SOURCE MATERIAL: Begin

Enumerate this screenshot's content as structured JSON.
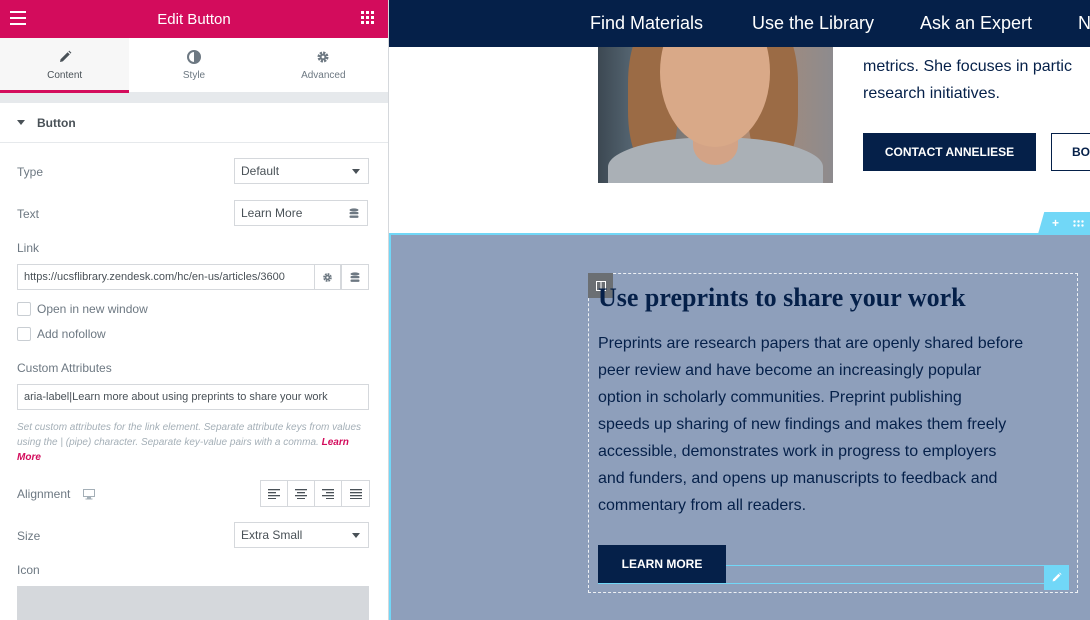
{
  "panel": {
    "title": "Edit Button",
    "tabs": [
      {
        "label": "Content",
        "icon": "pencil-icon"
      },
      {
        "label": "Style",
        "icon": "half-circle-icon"
      },
      {
        "label": "Advanced",
        "icon": "gear-icon"
      }
    ],
    "section": "Button",
    "controls": {
      "type": {
        "label": "Type",
        "value": "Default"
      },
      "text": {
        "label": "Text",
        "value": "Learn More"
      },
      "link": {
        "label": "Link",
        "value": "https://ucsflibrary.zendesk.com/hc/en-us/articles/3600"
      },
      "open_new_window": {
        "label": "Open in new window",
        "checked": false
      },
      "nofollow": {
        "label": "Add nofollow",
        "checked": false
      },
      "custom_attributes": {
        "label": "Custom Attributes",
        "value": "aria-label|Learn more about using preprints to share your work",
        "description": "Set custom attributes for the link element. Separate attribute keys from values using the | (pipe) character. Separate key-value pairs with a comma.",
        "learn_more": "Learn More"
      },
      "alignment": {
        "label": "Alignment"
      },
      "size": {
        "label": "Size",
        "value": "Extra Small"
      },
      "icon": {
        "label": "Icon"
      }
    },
    "accent_color": "#d30c5c"
  },
  "preview": {
    "nav": [
      "Find Materials",
      "Use the Library",
      "Ask an Expert",
      "N"
    ],
    "bio_lines": [
      "metrics. She focuses in partic",
      "research initiatives."
    ],
    "contact_button": "CONTACT ANNELIESE",
    "book_button": "BO",
    "section": {
      "heading": "Use preprints to share your work",
      "paragraph_lines": [
        "Preprints are research papers that are openly shared before",
        "peer review and have become an increasingly popular",
        "option in scholarly communities. Preprint publishing",
        "speeds up sharing of new findings and makes them freely",
        "accessible, demonstrates work in progress to employers",
        "and funders, and opens up manuscripts to feedback and",
        "commentary from all readers."
      ],
      "button": "LEARN MORE",
      "background_color": "#8e9fbb"
    },
    "navy_color": "#052049",
    "selection_color": "#71d7f7"
  }
}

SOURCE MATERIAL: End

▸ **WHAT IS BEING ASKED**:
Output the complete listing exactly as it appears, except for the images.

▸ **WRITTEN SOLUTION**:
Enumerate this screenshot's content as structured JSON.
{
  "panel": {
    "title": "Edit Button",
    "tabs": [
      {
        "label": "Content",
        "icon": "pencil-icon"
      },
      {
        "label": "Style",
        "icon": "half-circle-icon"
      },
      {
        "label": "Advanced",
        "icon": "gear-icon"
      }
    ],
    "section": "Button",
    "controls": {
      "type": {
        "label": "Type",
        "value": "Default"
      },
      "text": {
        "label": "Text",
        "value": "Learn More"
      },
      "link": {
        "label": "Link",
        "value": "https://ucsflibrary.zendesk.com/hc/en-us/articles/3600"
      },
      "open_new_window": {
        "label": "Open in new window",
        "checked": false
      },
      "nofollow": {
        "label": "Add nofollow",
        "checked": false
      },
      "custom_attributes": {
        "label": "Custom Attributes",
        "value": "aria-label|Learn more about using preprints to share your work",
        "description": "Set custom attributes for the link element. Separate attribute keys from values using the | (pipe) character. Separate key-value pairs with a comma.",
        "learn_more": "Learn More"
      },
      "alignment": {
        "label": "Alignment"
      },
      "size": {
        "label": "Size",
        "value": "Extra Small"
      },
      "icon": {
        "label": "Icon"
      }
    },
    "accent_color": "#d30c5c"
  },
  "preview": {
    "nav": [
      "Find Materials",
      "Use the Library",
      "Ask an Expert",
      "N"
    ],
    "bio_lines": [
      "metrics. She focuses in partic",
      "research initiatives."
    ],
    "contact_button": "CONTACT ANNELIESE",
    "book_button": "BO",
    "section": {
      "heading": "Use preprints to share your work",
      "paragraph_lines": [
        "Preprints are research papers that are openly shared before",
        "peer review and have become an increasingly popular",
        "option in scholarly communities. Preprint publishing",
        "speeds up sharing of new findings and makes them freely",
        "accessible, demonstrates work in progress to employers",
        "and funders, and opens up manuscripts to feedback and",
        "commentary from all readers."
      ],
      "button": "LEARN MORE",
      "background_color": "#8e9fbb"
    },
    "navy_color": "#052049",
    "selection_color": "#71d7f7"
  }
}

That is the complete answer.